Other blog commentaries are often thoughtful but not thorough about equalism – eg Rob van Senten on the confusions in how some feminists resist equalism even though feminism is always defined as equalist. Equalism is a simple concept that requires a more thorough treatment than short blogs can provide – for a start gender equalism is only one aspect of equalism. So blogs may often be highly charged. The extreme comments about gender show how polarised the genders / positions can be, each laying into the other with venom. Each side might be presumed to seek an ultimately equalist outcome once the other side has been brought down to size. But a gladiatorial fight to the death would be closer to the tone generated in these internet comment wars. Gladiators had a kind of equal chance – winning and staying alive … which may be equalism of a sort. But this is not the constructive form of equalism we mean here.
Lastly something lighter than that. One characteristic of these discussions is that they are dead serious. There’s no room for humour. Humour would unfortunately cause offence and also be taken as signalling surrender. Here is Arlo Guthrie’s pacifist song, Alice’s Restaurant (here’s the words only), where conviction for littering may make you not moral enough to join the army and kill people. We can see how generalised systems of thinking and legislation applied unthinkingly to particular situations can end up putting the wrong people “on the Group W bench”.

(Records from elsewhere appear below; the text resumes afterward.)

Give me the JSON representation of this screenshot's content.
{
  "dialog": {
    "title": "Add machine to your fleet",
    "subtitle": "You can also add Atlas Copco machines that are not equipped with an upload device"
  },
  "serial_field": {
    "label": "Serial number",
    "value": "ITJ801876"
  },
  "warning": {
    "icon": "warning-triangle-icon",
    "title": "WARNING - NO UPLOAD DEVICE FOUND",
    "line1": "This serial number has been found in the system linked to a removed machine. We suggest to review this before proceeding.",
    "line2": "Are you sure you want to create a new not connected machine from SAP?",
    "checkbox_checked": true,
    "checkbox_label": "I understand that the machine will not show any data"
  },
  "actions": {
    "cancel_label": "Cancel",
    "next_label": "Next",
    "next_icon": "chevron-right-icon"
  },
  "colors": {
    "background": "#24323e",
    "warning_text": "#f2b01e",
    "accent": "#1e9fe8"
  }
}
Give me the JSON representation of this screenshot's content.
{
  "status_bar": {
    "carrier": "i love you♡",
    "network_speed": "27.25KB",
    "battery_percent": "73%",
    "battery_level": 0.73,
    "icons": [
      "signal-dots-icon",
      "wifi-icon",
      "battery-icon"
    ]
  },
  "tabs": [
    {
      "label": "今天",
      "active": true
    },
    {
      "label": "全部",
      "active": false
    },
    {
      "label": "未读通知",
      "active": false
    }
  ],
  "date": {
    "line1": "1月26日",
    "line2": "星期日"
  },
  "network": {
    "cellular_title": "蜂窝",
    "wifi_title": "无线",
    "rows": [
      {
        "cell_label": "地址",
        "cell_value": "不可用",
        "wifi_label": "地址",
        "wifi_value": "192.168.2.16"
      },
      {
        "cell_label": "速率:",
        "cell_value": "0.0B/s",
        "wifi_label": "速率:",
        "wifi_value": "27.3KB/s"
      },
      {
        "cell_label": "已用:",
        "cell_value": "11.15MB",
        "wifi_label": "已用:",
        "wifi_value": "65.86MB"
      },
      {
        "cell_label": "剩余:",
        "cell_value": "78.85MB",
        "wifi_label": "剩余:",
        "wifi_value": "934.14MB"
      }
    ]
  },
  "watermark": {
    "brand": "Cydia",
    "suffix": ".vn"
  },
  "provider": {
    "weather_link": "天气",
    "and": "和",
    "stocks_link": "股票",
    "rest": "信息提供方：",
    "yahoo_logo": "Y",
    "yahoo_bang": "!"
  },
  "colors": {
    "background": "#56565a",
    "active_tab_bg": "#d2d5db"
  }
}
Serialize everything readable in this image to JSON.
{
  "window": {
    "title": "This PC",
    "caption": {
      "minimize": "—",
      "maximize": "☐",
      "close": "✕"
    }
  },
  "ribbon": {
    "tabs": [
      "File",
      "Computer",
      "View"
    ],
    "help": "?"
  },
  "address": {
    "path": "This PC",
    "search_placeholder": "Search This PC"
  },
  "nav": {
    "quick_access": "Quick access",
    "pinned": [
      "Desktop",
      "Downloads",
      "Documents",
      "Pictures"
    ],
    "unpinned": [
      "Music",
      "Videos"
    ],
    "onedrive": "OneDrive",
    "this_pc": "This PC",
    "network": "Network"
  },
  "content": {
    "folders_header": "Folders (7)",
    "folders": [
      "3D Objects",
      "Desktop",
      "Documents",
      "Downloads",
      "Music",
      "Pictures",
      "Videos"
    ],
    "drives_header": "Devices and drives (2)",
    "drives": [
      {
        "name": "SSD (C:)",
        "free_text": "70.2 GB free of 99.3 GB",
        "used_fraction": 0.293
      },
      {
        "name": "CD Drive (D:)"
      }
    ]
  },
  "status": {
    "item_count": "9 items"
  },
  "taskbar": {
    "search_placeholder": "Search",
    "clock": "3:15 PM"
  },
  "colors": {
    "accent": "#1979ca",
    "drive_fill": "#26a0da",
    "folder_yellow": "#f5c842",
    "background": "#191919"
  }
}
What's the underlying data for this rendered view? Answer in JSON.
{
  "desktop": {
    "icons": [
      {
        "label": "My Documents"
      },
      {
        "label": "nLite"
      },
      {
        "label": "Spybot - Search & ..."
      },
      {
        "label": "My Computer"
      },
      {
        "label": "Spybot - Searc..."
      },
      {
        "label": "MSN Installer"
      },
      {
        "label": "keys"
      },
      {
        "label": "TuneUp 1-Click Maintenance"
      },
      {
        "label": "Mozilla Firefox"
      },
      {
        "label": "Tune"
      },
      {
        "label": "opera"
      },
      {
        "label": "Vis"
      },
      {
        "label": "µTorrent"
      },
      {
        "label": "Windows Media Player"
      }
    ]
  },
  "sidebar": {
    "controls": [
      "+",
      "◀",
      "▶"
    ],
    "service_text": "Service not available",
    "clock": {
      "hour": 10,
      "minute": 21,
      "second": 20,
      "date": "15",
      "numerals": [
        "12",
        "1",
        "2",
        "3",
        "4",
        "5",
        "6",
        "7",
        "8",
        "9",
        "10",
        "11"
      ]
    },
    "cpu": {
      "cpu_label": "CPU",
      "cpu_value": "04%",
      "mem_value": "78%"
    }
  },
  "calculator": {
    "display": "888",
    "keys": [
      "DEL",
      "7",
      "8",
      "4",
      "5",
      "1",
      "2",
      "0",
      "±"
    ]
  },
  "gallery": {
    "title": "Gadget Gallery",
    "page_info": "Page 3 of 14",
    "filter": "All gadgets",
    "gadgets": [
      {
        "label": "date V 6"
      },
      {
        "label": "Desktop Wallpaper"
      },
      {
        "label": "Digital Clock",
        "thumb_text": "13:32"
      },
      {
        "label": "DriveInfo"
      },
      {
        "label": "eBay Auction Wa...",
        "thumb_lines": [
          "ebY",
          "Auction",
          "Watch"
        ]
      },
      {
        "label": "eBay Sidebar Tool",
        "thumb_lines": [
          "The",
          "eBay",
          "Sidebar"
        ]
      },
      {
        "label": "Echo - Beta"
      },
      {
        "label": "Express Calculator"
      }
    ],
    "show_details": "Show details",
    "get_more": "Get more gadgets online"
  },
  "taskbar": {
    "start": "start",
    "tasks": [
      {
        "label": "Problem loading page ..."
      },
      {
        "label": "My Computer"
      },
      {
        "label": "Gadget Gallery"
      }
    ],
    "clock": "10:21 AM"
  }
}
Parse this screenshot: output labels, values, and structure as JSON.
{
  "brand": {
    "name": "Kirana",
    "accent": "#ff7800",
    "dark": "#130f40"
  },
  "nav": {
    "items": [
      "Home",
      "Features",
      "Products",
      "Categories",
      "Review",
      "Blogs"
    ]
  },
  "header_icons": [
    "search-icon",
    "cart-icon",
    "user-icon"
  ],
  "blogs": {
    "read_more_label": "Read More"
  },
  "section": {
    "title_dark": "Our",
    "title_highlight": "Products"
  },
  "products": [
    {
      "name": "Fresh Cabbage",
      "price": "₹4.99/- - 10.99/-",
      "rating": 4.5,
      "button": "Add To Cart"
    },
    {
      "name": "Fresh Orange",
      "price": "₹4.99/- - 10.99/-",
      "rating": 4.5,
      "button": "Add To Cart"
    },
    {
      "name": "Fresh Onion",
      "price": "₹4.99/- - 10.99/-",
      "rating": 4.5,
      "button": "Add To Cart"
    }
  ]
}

We’d welcome your help to improve this site and demonstrate the potential of equalism.